Records drawn from a dataset:
↓

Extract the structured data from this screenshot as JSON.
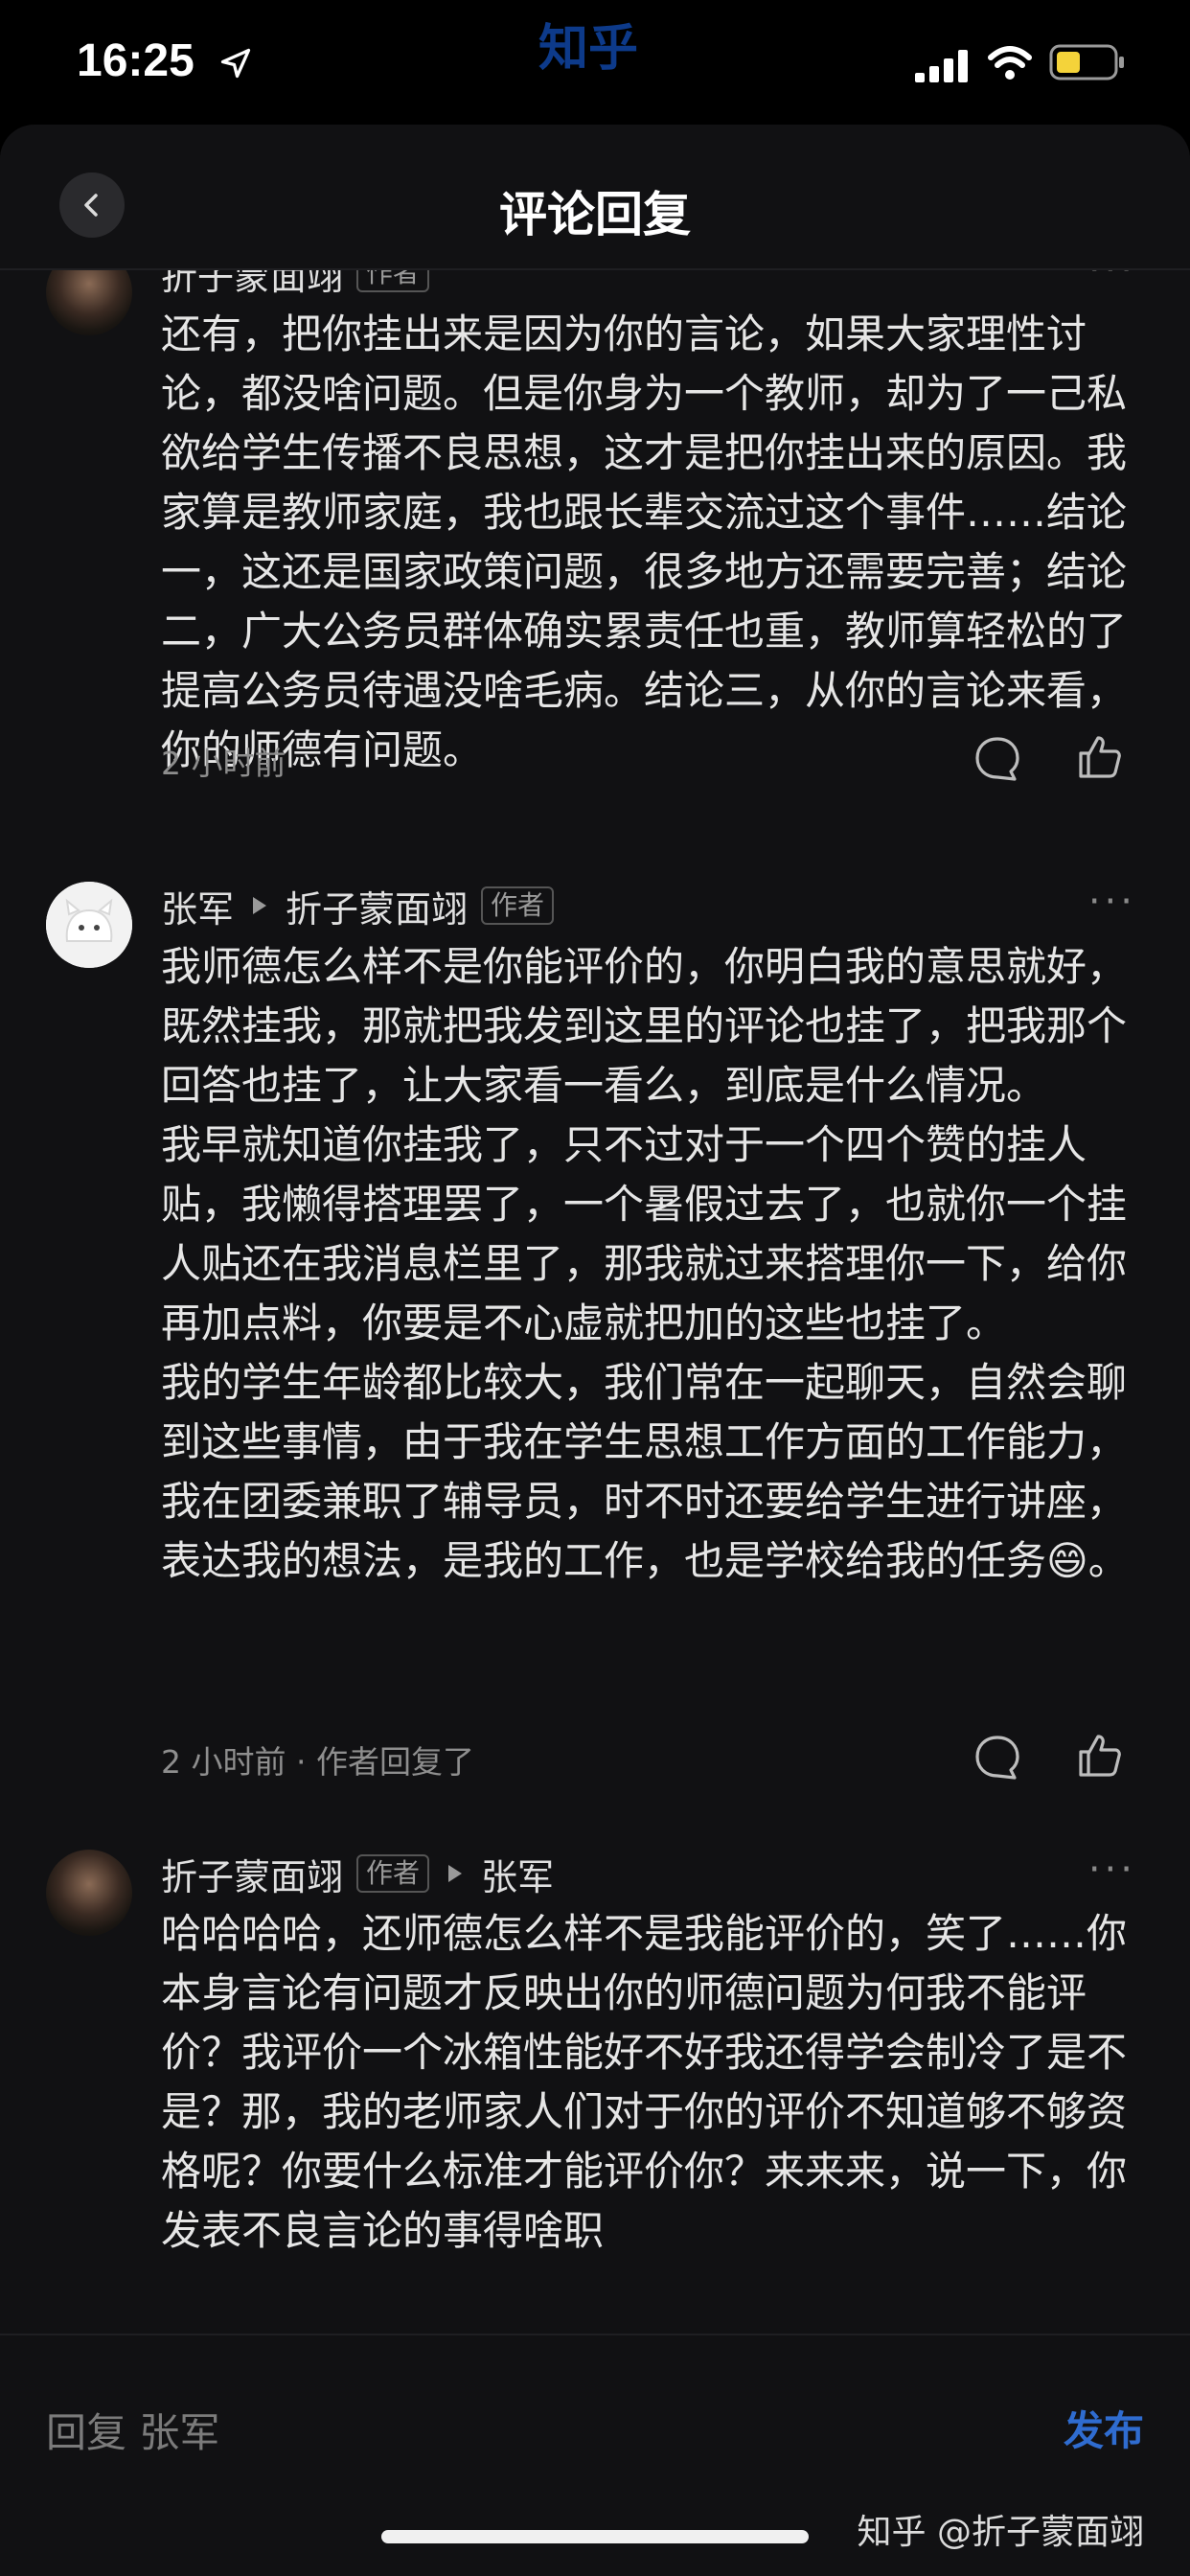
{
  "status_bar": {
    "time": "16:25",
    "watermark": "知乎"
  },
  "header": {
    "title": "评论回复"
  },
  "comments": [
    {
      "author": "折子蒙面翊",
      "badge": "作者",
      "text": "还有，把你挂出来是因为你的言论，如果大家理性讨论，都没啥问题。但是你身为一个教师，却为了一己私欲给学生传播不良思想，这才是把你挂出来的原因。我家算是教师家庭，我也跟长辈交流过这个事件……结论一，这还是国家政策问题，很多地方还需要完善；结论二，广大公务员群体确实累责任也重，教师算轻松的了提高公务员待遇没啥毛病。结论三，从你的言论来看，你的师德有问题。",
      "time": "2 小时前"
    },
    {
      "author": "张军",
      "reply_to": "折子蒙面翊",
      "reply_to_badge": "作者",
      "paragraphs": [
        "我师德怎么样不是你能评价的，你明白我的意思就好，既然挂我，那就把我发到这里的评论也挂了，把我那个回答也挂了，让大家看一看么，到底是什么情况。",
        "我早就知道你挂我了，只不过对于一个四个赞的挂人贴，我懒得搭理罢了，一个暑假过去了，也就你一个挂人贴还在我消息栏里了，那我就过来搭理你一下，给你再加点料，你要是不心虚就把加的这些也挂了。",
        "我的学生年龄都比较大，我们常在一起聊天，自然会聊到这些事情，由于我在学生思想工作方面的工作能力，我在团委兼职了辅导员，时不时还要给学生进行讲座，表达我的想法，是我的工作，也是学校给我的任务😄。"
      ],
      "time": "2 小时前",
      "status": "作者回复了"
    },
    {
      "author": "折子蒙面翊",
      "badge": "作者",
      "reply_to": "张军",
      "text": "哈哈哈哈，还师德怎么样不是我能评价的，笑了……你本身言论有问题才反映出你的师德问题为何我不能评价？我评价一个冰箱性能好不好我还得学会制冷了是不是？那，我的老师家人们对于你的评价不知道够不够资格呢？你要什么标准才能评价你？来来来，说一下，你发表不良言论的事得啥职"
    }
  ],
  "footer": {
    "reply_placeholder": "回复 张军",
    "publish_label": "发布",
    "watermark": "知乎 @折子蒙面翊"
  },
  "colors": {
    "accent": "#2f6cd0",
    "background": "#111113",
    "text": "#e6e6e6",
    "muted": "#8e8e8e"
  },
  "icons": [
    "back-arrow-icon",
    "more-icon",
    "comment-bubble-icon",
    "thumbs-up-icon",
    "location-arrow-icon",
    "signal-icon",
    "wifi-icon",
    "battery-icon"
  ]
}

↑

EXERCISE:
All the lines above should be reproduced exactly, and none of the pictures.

RESPONSE TO THE EXERCISE:
Extract the structured data from this screenshot as JSON.
{
  "status_bar": {
    "time": "16:25",
    "watermark": "知乎"
  },
  "header": {
    "title": "评论回复"
  },
  "comments": [
    {
      "author": "折子蒙面翊",
      "badge": "作者",
      "text": "还有，把你挂出来是因为你的言论，如果大家理性讨论，都没啥问题。但是你身为一个教师，却为了一己私欲给学生传播不良思想，这才是把你挂出来的原因。我家算是教师家庭，我也跟长辈交流过这个事件……结论一，这还是国家政策问题，很多地方还需要完善；结论二，广大公务员群体确实累责任也重，教师算轻松的了提高公务员待遇没啥毛病。结论三，从你的言论来看，你的师德有问题。",
      "time": "2 小时前"
    },
    {
      "author": "张军",
      "reply_to": "折子蒙面翊",
      "reply_to_badge": "作者",
      "paragraphs": [
        "我师德怎么样不是你能评价的，你明白我的意思就好，既然挂我，那就把我发到这里的评论也挂了，把我那个回答也挂了，让大家看一看么，到底是什么情况。",
        "我早就知道你挂我了，只不过对于一个四个赞的挂人贴，我懒得搭理罢了，一个暑假过去了，也就你一个挂人贴还在我消息栏里了，那我就过来搭理你一下，给你再加点料，你要是不心虚就把加的这些也挂了。",
        "我的学生年龄都比较大，我们常在一起聊天，自然会聊到这些事情，由于我在学生思想工作方面的工作能力，我在团委兼职了辅导员，时不时还要给学生进行讲座，表达我的想法，是我的工作，也是学校给我的任务😄。"
      ],
      "time": "2 小时前",
      "status": "作者回复了"
    },
    {
      "author": "折子蒙面翊",
      "badge": "作者",
      "reply_to": "张军",
      "text": "哈哈哈哈，还师德怎么样不是我能评价的，笑了……你本身言论有问题才反映出你的师德问题为何我不能评价？我评价一个冰箱性能好不好我还得学会制冷了是不是？那，我的老师家人们对于你的评价不知道够不够资格呢？你要什么标准才能评价你？来来来，说一下，你发表不良言论的事得啥职"
    }
  ],
  "footer": {
    "reply_placeholder": "回复 张军",
    "publish_label": "发布",
    "watermark": "知乎 @折子蒙面翊"
  },
  "colors": {
    "accent": "#2f6cd0",
    "background": "#111113",
    "text": "#e6e6e6",
    "muted": "#8e8e8e"
  },
  "icons": [
    "back-arrow-icon",
    "more-icon",
    "comment-bubble-icon",
    "thumbs-up-icon",
    "location-arrow-icon",
    "signal-icon",
    "wifi-icon",
    "battery-icon"
  ]
}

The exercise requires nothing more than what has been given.